While the lip crayons are packaged in Lisa Frank’s signature psychedelic colors, the lip pigments themselves are neutral. And, not to mention, gorgeous. Based off of the swatching, the colors will look good on all skin tones. The crayons’ shades are “Lifetime Fan”, “Kid at Heart”, and “Friends 4 Ever”.

Morphe’s iconic 35B palette was also Frankified to be brighter, bolder, and more playful.

The eyeshadow shades had names like “Playtime Kittens”, “Rainbow Chaser”, and “Prancing Unis”. Based off of those shade names, its safe to say that Morphe really dedicated itself to the Lisa Frank theme.

And as if the collab couldn’t get any better, the eyeshadow palette comes in three different covers: Zoomer & Zorbit, Forrest, and Prancing Unis.

So far, customers have been raving about the quality of the Morphe x Lisa Frank collection items.

“So so pretty and bright!” wrote one reviewer of the 35B palette. “Lots to play with & gives me nostalgia for when I was obsessed with Lisa.” (Weren’t we all??)

“I used to have a binder full of everything Lisa Frank so this palette was a NEED for me. I highly recommend it!” wrote another. “The shades aren’t patchy, they blend beautifully, and the color scheme is perfect.”

The collection is currently available at ULTA.com & Morphe.com and we can’t wait to try! Will you be checking it out?

Notice any needed corrections? Please email us at corrections@wearemitu.com

Today, Puerto Rico Celebrates Emancipation Day–the Day When the Island Officially Abolished Slavery

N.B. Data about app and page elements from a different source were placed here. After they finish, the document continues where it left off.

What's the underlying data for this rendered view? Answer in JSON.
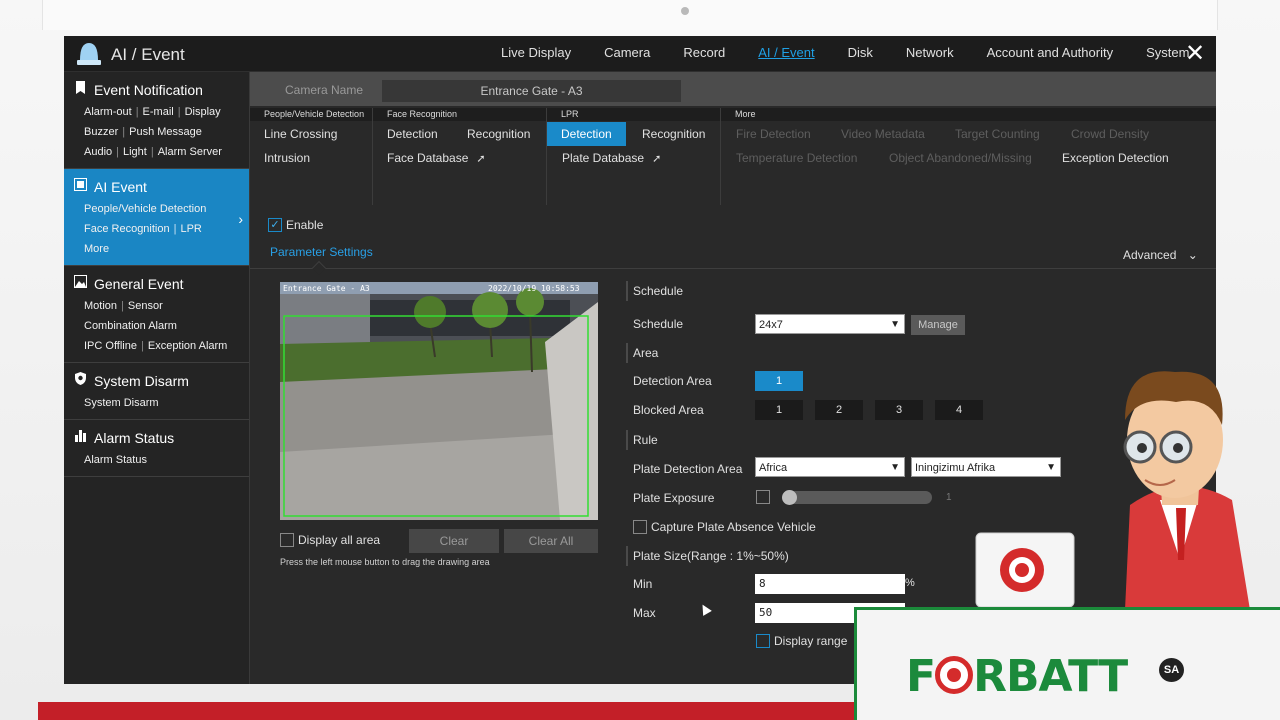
{
  "app": {
    "title": "AI / Event"
  },
  "nav": [
    "Live Display",
    "Camera",
    "Record",
    "AI / Event",
    "Disk",
    "Network",
    "Account and Authority",
    "System"
  ],
  "nav_active": "AI / Event",
  "sidebar": {
    "event_notification": {
      "title": "Event Notification",
      "links": [
        [
          "Alarm-out",
          "E-mail",
          "Display"
        ],
        [
          "Buzzer",
          "Push Message"
        ],
        [
          "Audio",
          "Light",
          "Alarm Server"
        ]
      ]
    },
    "ai_event": {
      "title": "AI Event",
      "links": [
        [
          "People/Vehicle Detection"
        ],
        [
          "Face Recognition",
          "LPR"
        ],
        [
          "More"
        ]
      ]
    },
    "general_event": {
      "title": "General Event",
      "links": [
        [
          "Motion",
          "Sensor"
        ],
        [
          "Combination Alarm"
        ],
        [
          "IPC Offline",
          "Exception Alarm"
        ]
      ]
    },
    "system_disarm": {
      "title": "System Disarm",
      "links": [
        [
          "System Disarm"
        ]
      ]
    },
    "alarm_status": {
      "title": "Alarm Status",
      "links": [
        [
          "Alarm Status"
        ]
      ]
    }
  },
  "camera": {
    "label": "Camera Name",
    "value": "Entrance Gate - A3"
  },
  "tab_groups": {
    "people_vehicle": {
      "head": "People/Vehicle Detection",
      "tabs": [
        "Line Crossing",
        "Intrusion"
      ]
    },
    "face": {
      "head": "Face Recognition",
      "tabs": [
        "Detection",
        "Recognition",
        "Face Database"
      ]
    },
    "lpr": {
      "head": "LPR",
      "tabs": [
        "Detection",
        "Recognition",
        "Plate Database"
      ]
    },
    "more": {
      "head": "More",
      "tabs": [
        "Fire Detection",
        "Video Metadata",
        "Target Counting",
        "Crowd Density",
        "Temperature Detection",
        "Object Abandoned/Missing",
        "Exception Detection"
      ]
    }
  },
  "enable": {
    "label": "Enable",
    "checked": true
  },
  "parameter_tab": "Parameter Settings",
  "advanced": "Advanced",
  "preview": {
    "camera_name": "Entrance Gate - A3",
    "timestamp": "2022/10/19 10:58:53"
  },
  "display_all_area": "Display all area",
  "clear": "Clear",
  "clear_all": "Clear All",
  "hint": "Press the left mouse button to drag the drawing area",
  "form": {
    "schedule_section": "Schedule",
    "schedule_label": "Schedule",
    "schedule_value": "24x7",
    "manage": "Manage",
    "area_section": "Area",
    "detection_area_label": "Detection Area",
    "detection_areas": [
      "1"
    ],
    "blocked_area_label": "Blocked Area",
    "blocked_areas": [
      "1",
      "2",
      "3",
      "4"
    ],
    "rule_section": "Rule",
    "plate_detection_area_label": "Plate Detection Area",
    "plate_region": "Africa",
    "plate_country": "Iningizimu Afrika",
    "plate_exposure_label": "Plate Exposure",
    "plate_exposure_checked": false,
    "plate_exposure_value": "1",
    "capture_absence": "Capture Plate Absence Vehicle",
    "plate_size_label": "Plate Size(Range : 1%~50%)",
    "min_label": "Min",
    "min_value": "8",
    "max_label": "Max",
    "max_value": "50",
    "percent": "%",
    "display_range": "Display range"
  },
  "brand": {
    "name_left": "F",
    "name_right": "RBATT",
    "badge": "SA"
  },
  "colors": {
    "accent": "#1a8ac9",
    "brand_green": "#1c8a3c",
    "brand_red": "#d42b2b",
    "detection_box": "#33dd33"
  }
}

Things That Matter

Today, Puerto Rico Celebrates Emancipation Day–the Day When the Island Officially Abolished Slavery

Photo via George W. Davis, Public Domain

Today, March 22nd marks Día de la Abolición de Esclavitud in Puerto Rico–the date that marks the emancipation of slaves in Puerto Rico. In Puerto Rico, enslaved peoples were emancipated in 1873–a full decade after the U.S. officially abolished slavery. But unlike the U.S. mainland, Puerto Rico celebrates today as an official holiday, where many businesses are closed.

The emancipation of Puerto Rican slaves was a very different process than the United States’. For one, the emancipation was gradual and over three years.

When the Spanish government abolished slavery in Puerto Rico 1873, enslaved men and women had to buy their freedom. The price was set by their “owners”. The way the emancipated slaves bought their freedom was through a process that was very similar to sharecropping in the post-war American south. Emancipated slaves farmed, sold goods, and worked in different trades to “buy” their freedom.

In the same Spanish edict that abolished slavery, slaves over the age of 60 were automatically freed. Enslaved children who were 5-years-old and under were also automatically freed.

Today, Black and mixed-race Puerto Ricans of Black descent make up a large part of Puerto Rico’s population.

The legacy of enslaved Black Puerto Ricans is a strong one. Unlike the United States, Puerto Rico doesn’t classify race in such black-and-white terms. Puerto Ricans are taught that everyone is a mixture of three groups of people: white Spanish colonizers, Black African slaves, and the indigenous Taíno population.

African influences on Puerto Rican culture is ubiquitous and is present in Puerto Rican music, cuisine, and even in the way that the island’s language evolved. And although experts estimate that up to 60% of Puerto Ricans have significant African ancestry, almost 76% of Puerto Ricans identified as white only in the latest census poll–a phenomenon that many sociologists have blamed on anti-blackness.

On Puerto Rico’s Día de la Abolición de Esclavitud, many people can’t help but notice that the island celebrates a day of freedom and independence when they are not really free themselves.

As the fight for Puerto Rican decolonization rages on, there is a bit of irony in the fact that Puerto Rico is one of the only American territories that officially celebrates the emancipation of slaves, when Puerto Rico is not emancipated from the United States. Yes, many Black Americans recognize Juneteenth (June 19th) as the official day to celebrate emancipation from slavery, but it is not an official government holiday.

Perhaps, Puerto Rico celebrates this historical day of freedom because they understand how important the freedom and independence is on a different level than mainland Americans do.

Notice any needed corrections? Please email us at corrections@wearemitu.com